The resort had an expansive infrastructure that included two water systems, an underground sewer, an early electrical system, a dairy, vegetable and flower gardens, a large boat house, bowling alleys, and one of the Adirondacks' first golf courses, built in 1895. (The Loon Lake Golf Course was abandoned in 2003.)

In its heyday the large resort hotel was as self-sufficient as a small town; the resort also included a general store, post office, and a large and elegant train station. The train station originally served passengers of the Chateaugay Railroad, a branch of the Delaware and Hudson Railroad. In 1892 the New York Central Railroad completed its rail line to Loon Lake, allowing passage directly from New York City.

The beautiful landscape and luxury of the hotel attracted many public figures of the period. Presidents Grover Cleveland, Benjamin Harrison, and William McKinley enjoyed stays at the Loon Lake House during their tenures. Wealthy families of the period, including the Vanderbilts, Whitneys, Rothschilds, Rockefellers, and Guggenheims regularly stayed at the resort. Additionally, popular cultural figures, such as composers Irving Berlin and George Gershwin, and authors Theodore Dreiser, Sir Arthur Conan Doyle, and Oscar Wilde vacationed at the Loon Lake House.

The Chases owned and managed the hotel from construction in 1878 until 1929. Business dwindled after the stock market crash of 1929, and Mary Chase was forced to sell the resort. In 1956, the primary building burned. The remaining assets, including the grounds and cabins, were auctioned off in 1957. The rise of private automobile use and widespread construction of highways had created wide competition for vacationers.

Loon Lake[edit]

Loon Lake is fresh water and approximately 3 miles long. The lake is positioned between Look Out and Loon Lake Mountains.

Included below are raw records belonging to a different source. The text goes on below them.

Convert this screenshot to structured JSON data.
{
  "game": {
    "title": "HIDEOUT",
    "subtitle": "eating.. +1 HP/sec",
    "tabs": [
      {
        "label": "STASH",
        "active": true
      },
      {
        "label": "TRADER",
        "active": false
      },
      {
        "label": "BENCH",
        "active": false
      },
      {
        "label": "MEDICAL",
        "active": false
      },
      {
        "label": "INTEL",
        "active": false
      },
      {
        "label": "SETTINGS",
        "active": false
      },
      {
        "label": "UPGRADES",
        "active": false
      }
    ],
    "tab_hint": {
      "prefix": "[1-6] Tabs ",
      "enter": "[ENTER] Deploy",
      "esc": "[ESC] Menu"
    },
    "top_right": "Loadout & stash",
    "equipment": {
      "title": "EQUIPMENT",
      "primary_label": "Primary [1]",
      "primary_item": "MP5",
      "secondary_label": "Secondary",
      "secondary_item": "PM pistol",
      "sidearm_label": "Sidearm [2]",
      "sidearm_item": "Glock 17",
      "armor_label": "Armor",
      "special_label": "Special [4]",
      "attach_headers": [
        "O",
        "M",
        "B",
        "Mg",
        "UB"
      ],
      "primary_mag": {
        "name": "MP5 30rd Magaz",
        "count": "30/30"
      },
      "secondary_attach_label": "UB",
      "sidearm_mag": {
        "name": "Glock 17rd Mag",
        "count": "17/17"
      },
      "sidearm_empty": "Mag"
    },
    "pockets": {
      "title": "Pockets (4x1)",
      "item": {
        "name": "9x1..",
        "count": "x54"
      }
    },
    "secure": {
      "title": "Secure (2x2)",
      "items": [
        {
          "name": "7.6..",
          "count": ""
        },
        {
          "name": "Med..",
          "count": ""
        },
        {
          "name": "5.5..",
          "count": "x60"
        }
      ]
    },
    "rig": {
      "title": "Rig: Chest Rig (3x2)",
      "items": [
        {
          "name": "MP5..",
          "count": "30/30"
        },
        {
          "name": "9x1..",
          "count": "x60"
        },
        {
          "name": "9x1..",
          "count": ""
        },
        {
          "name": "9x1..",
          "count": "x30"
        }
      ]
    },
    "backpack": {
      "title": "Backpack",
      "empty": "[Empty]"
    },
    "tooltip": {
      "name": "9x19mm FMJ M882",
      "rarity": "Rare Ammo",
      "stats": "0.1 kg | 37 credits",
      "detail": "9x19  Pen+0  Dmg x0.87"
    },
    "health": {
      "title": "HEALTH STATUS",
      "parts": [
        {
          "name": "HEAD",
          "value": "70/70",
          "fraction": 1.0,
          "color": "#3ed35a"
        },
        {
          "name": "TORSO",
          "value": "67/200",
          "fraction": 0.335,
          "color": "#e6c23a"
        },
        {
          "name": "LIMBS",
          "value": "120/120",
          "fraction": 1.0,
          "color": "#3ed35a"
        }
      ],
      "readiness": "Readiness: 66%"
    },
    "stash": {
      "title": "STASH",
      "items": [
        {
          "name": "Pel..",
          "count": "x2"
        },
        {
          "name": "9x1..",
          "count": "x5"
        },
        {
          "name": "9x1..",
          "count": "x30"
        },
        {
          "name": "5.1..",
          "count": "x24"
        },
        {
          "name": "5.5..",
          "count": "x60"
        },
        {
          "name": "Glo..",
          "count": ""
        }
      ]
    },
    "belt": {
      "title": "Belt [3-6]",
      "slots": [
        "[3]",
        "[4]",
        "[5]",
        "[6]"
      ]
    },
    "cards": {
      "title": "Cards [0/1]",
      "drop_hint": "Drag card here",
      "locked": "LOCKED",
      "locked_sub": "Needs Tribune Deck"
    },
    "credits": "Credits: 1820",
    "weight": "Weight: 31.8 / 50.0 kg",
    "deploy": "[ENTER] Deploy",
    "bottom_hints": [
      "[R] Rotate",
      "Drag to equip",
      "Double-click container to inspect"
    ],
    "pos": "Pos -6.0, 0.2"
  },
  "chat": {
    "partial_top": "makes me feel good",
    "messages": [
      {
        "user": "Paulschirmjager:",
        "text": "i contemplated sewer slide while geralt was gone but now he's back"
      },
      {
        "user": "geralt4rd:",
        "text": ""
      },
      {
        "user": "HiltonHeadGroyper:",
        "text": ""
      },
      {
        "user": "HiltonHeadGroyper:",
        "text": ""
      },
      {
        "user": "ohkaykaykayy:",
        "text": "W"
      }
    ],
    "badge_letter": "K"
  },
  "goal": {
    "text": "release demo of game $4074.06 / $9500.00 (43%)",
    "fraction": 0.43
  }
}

Panorama of Loon Lake from Look Out Mountain
Loon Lake from Look Out Mountain.

Cultural allusions[edit]